I would not advise any one to prospect the river for gold; but should any one wish to make an examination, I would recommend him to examine the creeks and ravines, from the north, especially those extending in to the mountain range referred to above; for the geological formation of this range is very similar to that about the Rogue River on the coast, where gold is abundant.
I cannot close this communication without noticing some natural curiosities of much interest, observed by us. Near Cape Perpetua, at a place where a high rocky bluff terminates the passage on the beach, is a cavern formed by the action of the sea, on hundred and fifty feet deep, by measurement, thirty feet wide at its mouth, twenty-five feet wide at its mouth, and fifteen feet high near its extremity, consisting through its entire length of a low but perfectly turned Gothic arch. It requires steady nerves to enter this cavern, which can only be done at low water; for the arch, which, although perfectly formed, is very low, and is composed of basalt and trap rock, apparently fragmentary, with a pressure of some one hundred and fifty feet in depth of the same material, promises anything but security to the adventurer.
Immense quantities of muscles [sic] covered the rocks between high and low water. Two classes of Zoophites, the anemone, and star-fish, of exceeding beauty, are found here, adhering to the rocks. This was the first opportunity I had ever had of seeing the anemone, or “animated flower” described by naturalists.
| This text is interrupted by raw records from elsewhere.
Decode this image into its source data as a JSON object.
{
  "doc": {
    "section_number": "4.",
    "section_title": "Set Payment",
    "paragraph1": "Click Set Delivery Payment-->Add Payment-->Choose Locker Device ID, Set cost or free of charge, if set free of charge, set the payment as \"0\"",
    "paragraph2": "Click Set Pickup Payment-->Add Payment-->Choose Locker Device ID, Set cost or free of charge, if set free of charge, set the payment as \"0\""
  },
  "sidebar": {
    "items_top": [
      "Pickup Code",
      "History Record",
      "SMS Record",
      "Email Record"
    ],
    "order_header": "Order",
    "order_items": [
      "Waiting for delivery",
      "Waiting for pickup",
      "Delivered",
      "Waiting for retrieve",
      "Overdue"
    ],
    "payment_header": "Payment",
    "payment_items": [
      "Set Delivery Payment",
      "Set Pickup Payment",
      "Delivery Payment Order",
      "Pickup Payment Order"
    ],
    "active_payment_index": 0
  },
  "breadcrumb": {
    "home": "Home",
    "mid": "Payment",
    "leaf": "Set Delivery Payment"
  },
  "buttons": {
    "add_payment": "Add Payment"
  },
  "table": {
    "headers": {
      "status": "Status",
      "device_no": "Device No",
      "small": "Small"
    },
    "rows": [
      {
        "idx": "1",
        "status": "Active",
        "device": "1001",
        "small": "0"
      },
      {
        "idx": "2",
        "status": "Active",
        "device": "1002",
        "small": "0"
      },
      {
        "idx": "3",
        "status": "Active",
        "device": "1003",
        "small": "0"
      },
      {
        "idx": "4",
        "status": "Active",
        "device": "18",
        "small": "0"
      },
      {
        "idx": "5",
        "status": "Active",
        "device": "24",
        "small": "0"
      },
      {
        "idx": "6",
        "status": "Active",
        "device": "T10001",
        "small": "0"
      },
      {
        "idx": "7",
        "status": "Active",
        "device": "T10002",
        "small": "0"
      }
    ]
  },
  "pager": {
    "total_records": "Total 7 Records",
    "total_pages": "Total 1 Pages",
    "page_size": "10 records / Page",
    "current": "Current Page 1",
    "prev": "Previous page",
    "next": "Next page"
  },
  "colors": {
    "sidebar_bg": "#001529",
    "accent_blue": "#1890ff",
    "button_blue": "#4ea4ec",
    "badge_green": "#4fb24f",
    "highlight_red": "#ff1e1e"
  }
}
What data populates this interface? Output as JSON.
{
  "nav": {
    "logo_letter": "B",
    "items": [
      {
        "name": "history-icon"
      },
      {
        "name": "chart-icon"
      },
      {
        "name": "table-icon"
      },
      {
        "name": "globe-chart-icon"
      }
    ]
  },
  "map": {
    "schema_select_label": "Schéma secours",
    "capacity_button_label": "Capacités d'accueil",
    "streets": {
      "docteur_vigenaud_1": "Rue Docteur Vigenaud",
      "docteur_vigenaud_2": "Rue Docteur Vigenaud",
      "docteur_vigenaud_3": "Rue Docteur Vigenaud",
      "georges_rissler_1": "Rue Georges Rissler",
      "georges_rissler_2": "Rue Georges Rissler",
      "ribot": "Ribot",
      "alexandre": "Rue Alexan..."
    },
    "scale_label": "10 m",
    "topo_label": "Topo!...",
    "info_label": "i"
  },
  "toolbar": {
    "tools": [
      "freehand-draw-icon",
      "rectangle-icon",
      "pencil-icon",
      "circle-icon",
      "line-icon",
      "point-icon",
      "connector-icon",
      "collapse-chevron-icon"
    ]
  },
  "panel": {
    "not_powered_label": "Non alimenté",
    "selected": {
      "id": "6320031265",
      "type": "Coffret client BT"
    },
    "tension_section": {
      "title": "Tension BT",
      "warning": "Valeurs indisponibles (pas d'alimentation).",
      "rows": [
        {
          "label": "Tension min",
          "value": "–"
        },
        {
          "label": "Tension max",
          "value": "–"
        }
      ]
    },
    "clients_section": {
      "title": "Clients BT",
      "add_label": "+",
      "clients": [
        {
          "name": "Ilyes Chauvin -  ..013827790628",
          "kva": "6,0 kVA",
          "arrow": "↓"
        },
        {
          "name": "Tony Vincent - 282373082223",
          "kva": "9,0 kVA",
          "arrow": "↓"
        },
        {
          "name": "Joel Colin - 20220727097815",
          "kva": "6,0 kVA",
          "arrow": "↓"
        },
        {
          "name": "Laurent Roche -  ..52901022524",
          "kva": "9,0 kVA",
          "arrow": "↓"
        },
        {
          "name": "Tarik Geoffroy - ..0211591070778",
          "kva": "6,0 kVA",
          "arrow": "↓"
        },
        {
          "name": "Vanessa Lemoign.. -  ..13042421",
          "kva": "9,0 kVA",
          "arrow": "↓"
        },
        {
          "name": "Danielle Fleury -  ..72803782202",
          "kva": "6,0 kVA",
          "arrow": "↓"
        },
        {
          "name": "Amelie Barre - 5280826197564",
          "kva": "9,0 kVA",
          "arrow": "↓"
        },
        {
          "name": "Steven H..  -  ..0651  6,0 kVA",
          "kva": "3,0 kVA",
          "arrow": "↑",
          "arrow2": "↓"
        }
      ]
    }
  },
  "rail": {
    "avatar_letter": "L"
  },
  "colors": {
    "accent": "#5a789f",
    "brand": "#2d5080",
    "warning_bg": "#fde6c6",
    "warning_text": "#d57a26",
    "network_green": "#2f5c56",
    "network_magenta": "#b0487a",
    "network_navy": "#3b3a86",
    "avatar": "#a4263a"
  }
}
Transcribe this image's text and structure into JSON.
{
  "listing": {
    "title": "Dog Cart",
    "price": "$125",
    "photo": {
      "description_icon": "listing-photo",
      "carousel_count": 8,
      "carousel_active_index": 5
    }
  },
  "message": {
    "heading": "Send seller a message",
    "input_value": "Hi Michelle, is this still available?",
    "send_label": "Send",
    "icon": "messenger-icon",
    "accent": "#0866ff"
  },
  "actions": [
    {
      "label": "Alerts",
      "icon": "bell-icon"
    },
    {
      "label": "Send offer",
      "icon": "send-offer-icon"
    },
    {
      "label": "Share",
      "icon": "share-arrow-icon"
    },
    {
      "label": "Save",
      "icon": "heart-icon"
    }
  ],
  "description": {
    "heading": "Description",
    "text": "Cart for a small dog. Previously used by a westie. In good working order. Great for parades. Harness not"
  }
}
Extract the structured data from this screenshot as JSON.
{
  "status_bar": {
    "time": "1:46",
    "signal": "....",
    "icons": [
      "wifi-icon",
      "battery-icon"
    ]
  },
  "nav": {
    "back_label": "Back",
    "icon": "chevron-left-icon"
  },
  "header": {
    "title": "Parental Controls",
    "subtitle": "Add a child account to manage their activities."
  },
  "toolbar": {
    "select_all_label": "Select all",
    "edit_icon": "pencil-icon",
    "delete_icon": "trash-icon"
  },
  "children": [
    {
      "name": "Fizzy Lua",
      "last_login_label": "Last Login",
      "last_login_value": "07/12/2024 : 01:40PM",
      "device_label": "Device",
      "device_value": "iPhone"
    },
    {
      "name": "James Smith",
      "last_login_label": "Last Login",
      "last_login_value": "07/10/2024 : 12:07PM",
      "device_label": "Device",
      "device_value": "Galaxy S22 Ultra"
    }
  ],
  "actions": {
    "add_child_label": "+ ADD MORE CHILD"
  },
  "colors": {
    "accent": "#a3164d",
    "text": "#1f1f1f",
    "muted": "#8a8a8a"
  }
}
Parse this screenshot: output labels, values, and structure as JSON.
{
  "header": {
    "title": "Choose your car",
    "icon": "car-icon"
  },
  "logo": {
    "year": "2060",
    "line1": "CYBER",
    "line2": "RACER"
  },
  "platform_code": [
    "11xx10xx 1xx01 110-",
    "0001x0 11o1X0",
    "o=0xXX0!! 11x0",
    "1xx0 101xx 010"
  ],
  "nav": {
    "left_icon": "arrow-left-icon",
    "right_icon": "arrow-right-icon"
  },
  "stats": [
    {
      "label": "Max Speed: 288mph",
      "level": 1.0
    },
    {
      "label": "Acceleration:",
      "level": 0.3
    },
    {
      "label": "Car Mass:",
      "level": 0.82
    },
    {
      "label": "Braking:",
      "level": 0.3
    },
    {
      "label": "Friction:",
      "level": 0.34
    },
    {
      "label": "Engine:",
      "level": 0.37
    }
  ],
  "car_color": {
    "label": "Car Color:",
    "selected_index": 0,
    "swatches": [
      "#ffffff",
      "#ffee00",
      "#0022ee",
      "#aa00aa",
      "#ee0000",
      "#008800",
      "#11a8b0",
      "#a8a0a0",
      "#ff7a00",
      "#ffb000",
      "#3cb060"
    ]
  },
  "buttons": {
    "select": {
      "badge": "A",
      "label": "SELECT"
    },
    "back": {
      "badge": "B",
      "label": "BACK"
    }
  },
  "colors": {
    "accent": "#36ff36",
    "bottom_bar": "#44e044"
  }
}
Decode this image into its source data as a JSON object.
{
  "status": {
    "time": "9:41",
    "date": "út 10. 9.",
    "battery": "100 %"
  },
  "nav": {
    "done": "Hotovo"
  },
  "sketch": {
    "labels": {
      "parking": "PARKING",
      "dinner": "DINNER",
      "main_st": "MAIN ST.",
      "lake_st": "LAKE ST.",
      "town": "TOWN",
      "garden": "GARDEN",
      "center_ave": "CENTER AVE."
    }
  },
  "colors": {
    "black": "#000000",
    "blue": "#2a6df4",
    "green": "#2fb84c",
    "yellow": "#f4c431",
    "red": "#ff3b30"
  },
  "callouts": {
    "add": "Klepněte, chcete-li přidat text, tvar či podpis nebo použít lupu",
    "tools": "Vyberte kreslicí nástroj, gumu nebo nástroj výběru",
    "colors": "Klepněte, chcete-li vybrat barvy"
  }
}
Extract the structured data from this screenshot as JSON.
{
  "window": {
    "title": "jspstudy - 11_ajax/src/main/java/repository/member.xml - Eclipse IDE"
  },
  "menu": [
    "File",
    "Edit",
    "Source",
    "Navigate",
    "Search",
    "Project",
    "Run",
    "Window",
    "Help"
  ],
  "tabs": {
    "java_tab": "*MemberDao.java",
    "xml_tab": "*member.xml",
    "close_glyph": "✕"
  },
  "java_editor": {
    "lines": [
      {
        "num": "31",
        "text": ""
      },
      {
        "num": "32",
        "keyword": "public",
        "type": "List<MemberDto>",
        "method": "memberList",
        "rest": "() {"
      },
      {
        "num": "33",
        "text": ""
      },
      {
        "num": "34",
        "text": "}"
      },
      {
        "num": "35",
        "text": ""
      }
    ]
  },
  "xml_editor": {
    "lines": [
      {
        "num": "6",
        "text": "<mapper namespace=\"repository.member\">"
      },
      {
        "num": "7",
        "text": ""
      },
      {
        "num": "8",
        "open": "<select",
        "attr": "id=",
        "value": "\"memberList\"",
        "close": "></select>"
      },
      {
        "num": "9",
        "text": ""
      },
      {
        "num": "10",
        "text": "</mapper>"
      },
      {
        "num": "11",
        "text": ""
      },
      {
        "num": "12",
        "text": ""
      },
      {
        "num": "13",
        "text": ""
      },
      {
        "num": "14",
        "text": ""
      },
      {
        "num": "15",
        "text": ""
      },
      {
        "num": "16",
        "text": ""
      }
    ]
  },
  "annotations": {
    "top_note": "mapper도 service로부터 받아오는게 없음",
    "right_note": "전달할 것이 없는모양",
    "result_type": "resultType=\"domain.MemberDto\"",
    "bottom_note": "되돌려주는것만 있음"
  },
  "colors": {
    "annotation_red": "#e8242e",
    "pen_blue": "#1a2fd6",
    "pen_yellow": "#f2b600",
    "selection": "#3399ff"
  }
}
They exist here in great numbers, in clusters on the rocks between tides. They resemble beautiful double set sun-flowers; their faces are of a yellowish-green color, with a small bulb in the centre, and five circular rows of pointed leaves, about one inch long, towards the margin. The usual size of these flowers was about three or four inches in diameter. They would contract on touching, and frequently close up entirely, appearing like a bud. If a pebble was dropped on one, it would cause its center bulb to project out like a head, and endeavor to crowd it off. They were growing firmly to the rocks, sometimes a dozen or more in contact. The star-fish, although more common on this coast, were here of the most brilliant and beautiful colors I ever saw. Some were of the brightest blue, some of a delicate yellow; some red, purple, and other colors. I contemplated the whole with peculiar interest.
Very respectfully, N Scholfield.